• Unidentified tokens that fall into none of the preceding categories have no direct effect.

Once a text has been broken down into sentences and tokens, scores are built back up starting from the tokens.

• If our sentence is a string of $$n$$ tokens, then a sentiment-bearing token $$t_j$$ at index $$j$$ has a sentiment that is a function of itself and its three preceding tokens.
• If $$t_j$$ is in ALL CAPS, then its sentiment is scaled up by a multiplicative factor.
• Modifiers work by scaling a token’s score up or down by a user-supplied multiplier. Modifiers are less influential the farther back they are, and scale down to 95% and 90% efficacy at two and three steps back respectively.
• Negators reverse a token’s sign and decrease its amplitude by a user-supplied multiplier. The intuition is that “not bad” is in the direction of “good,” but not quite as good as “bad” is bad.
• Sentence scores are computed from their tokens and punctuation.
• Adjusted token scores are summed.
• Sentence sums are then adjusted based on exclamation and question marks. A single question mark has no effect, but otherwise we count the number of exclamation marks and punctuation marks up to three, and multiply the sentence sum by the punctuation factor that many times.
• Finally, we optionally scale the punctuation-adjusted sentence sums with a sigmoid function to map the values to the range $$(-1,1)$$.
• Texts
• Texts are scored based on their constitutive sentences.
• By default, we take the mean of the sentence scores.

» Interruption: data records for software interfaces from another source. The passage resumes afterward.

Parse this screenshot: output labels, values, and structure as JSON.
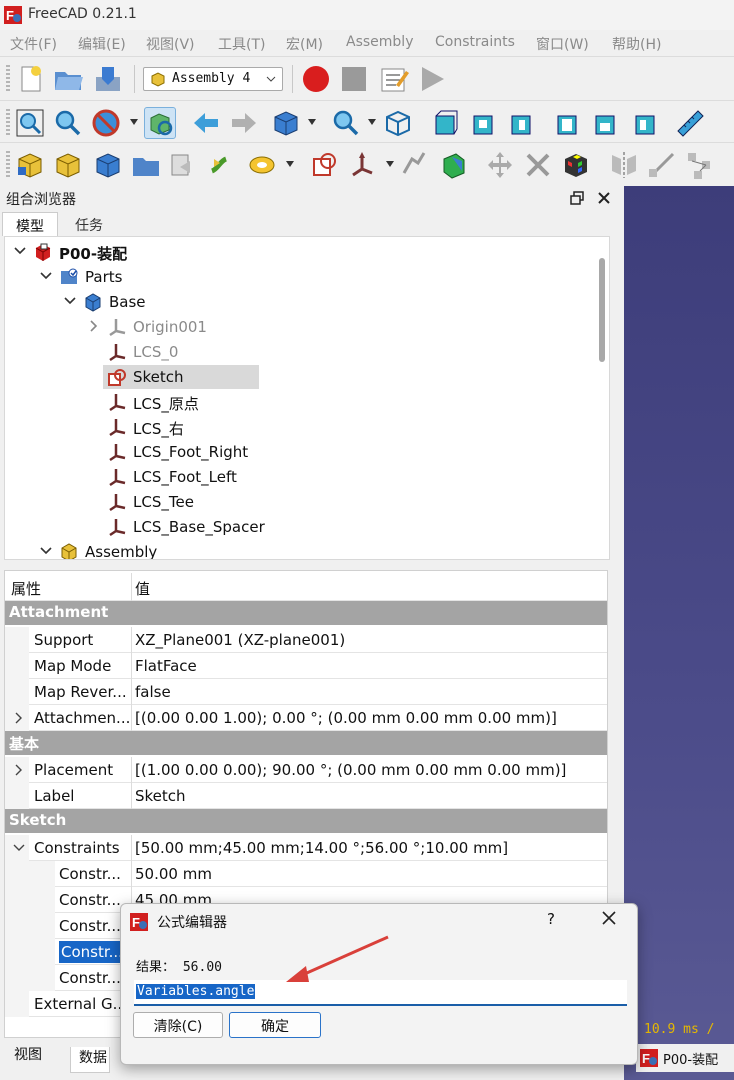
{
  "window": {
    "title": "FreeCAD 0.21.1"
  },
  "menu": [
    "文件(F)",
    "编辑(E)",
    "视图(V)",
    "工具(T)",
    "宏(M)",
    "Assembly",
    "Constraints",
    "窗口(W)",
    "帮助(H)"
  ],
  "toolbar": {
    "assembly_combo": "Assembly 4"
  },
  "combo_view": {
    "title": "组合浏览器",
    "tabs": [
      "模型",
      "任务"
    ],
    "active_tab": "模型"
  },
  "tree": [
    {
      "label": "P00-装配",
      "level": 0,
      "expanded": true,
      "bold": true,
      "icon": "assembly-doc-icon"
    },
    {
      "label": "Parts",
      "level": 1,
      "expanded": true,
      "icon": "parts-folder-icon"
    },
    {
      "label": "Base",
      "level": 2,
      "expanded": true,
      "icon": "part-body-icon"
    },
    {
      "label": "Origin001",
      "level": 3,
      "collapsed": true,
      "grey": true,
      "icon": "origin-icon"
    },
    {
      "label": "LCS_0",
      "level": 3,
      "grey": true,
      "icon": "lcs-icon"
    },
    {
      "label": "Sketch",
      "level": 3,
      "selected": true,
      "icon": "sketch-icon"
    },
    {
      "label": "LCS_原点",
      "level": 3,
      "icon": "lcs-icon"
    },
    {
      "label": "LCS_右",
      "level": 3,
      "icon": "lcs-icon"
    },
    {
      "label": "LCS_Foot_Right",
      "level": 3,
      "icon": "lcs-icon"
    },
    {
      "label": "LCS_Foot_Left",
      "level": 3,
      "icon": "lcs-icon"
    },
    {
      "label": "LCS_Tee",
      "level": 3,
      "icon": "lcs-icon"
    },
    {
      "label": "LCS_Base_Spacer",
      "level": 3,
      "icon": "lcs-icon"
    },
    {
      "label": "Assembly",
      "level": 1,
      "expanded": true,
      "icon": "assembly-icon"
    }
  ],
  "properties": {
    "header": {
      "property": "属性",
      "value": "值"
    },
    "groups": [
      {
        "name": "Attachment",
        "rows": [
          {
            "key": "Support",
            "value": "XZ_Plane001 (XZ-plane001)"
          },
          {
            "key": "Map Mode",
            "value": "FlatFace"
          },
          {
            "key": "Map Rever...",
            "value": "false"
          },
          {
            "key": "Attachmen...",
            "value": "[(0.00 0.00 1.00); 0.00 °; (0.00 mm  0.00 mm  0.00 mm)]",
            "expandable": true
          }
        ]
      },
      {
        "name": "基本",
        "rows": [
          {
            "key": "Placement",
            "value": "[(1.00 0.00 0.00); 90.00 °; (0.00 mm  0.00 mm  0.00 mm)]",
            "expandable": true
          },
          {
            "key": "Label",
            "value": "Sketch"
          }
        ]
      },
      {
        "name": "Sketch",
        "rows": [
          {
            "key": "Constraints",
            "value": "[50.00 mm;45.00 mm;14.00 °;56.00 °;10.00 mm]",
            "expanded": true
          },
          {
            "key": "Constr...",
            "value": "50.00 mm",
            "sub": true
          },
          {
            "key": "Constr...",
            "value": "45.00 mm",
            "sub": true
          },
          {
            "key": "Constr...",
            "value": "",
            "sub": true
          },
          {
            "key": "Constr...",
            "value": "",
            "sub": true,
            "selected": true
          },
          {
            "key": "Constr...",
            "value": "",
            "sub": true
          },
          {
            "key": "External G...",
            "value": ""
          }
        ]
      }
    ]
  },
  "bottom_tabs": [
    "视图",
    "数据"
  ],
  "status": {
    "fps": "10.9 ms /",
    "document_tab": "P00-装配"
  },
  "dialog": {
    "title": "公式编辑器",
    "help": "?",
    "result_label": "结果：",
    "result_value": "56.00",
    "expression": "Variables.angle",
    "clear_button": "清除(C)",
    "ok_button": "确定"
  },
  "colors": {
    "accent": "#1766c7",
    "selection": "#d9d9d9",
    "group_header": "#a4a4a4",
    "view_bg": "#4c4c8a",
    "annotation_arrow": "#d9403a"
  }
}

However, users can also use other summary functions (e.g. median, max, min).
• The standard deviation and range of each text’s sentence scores is also returned.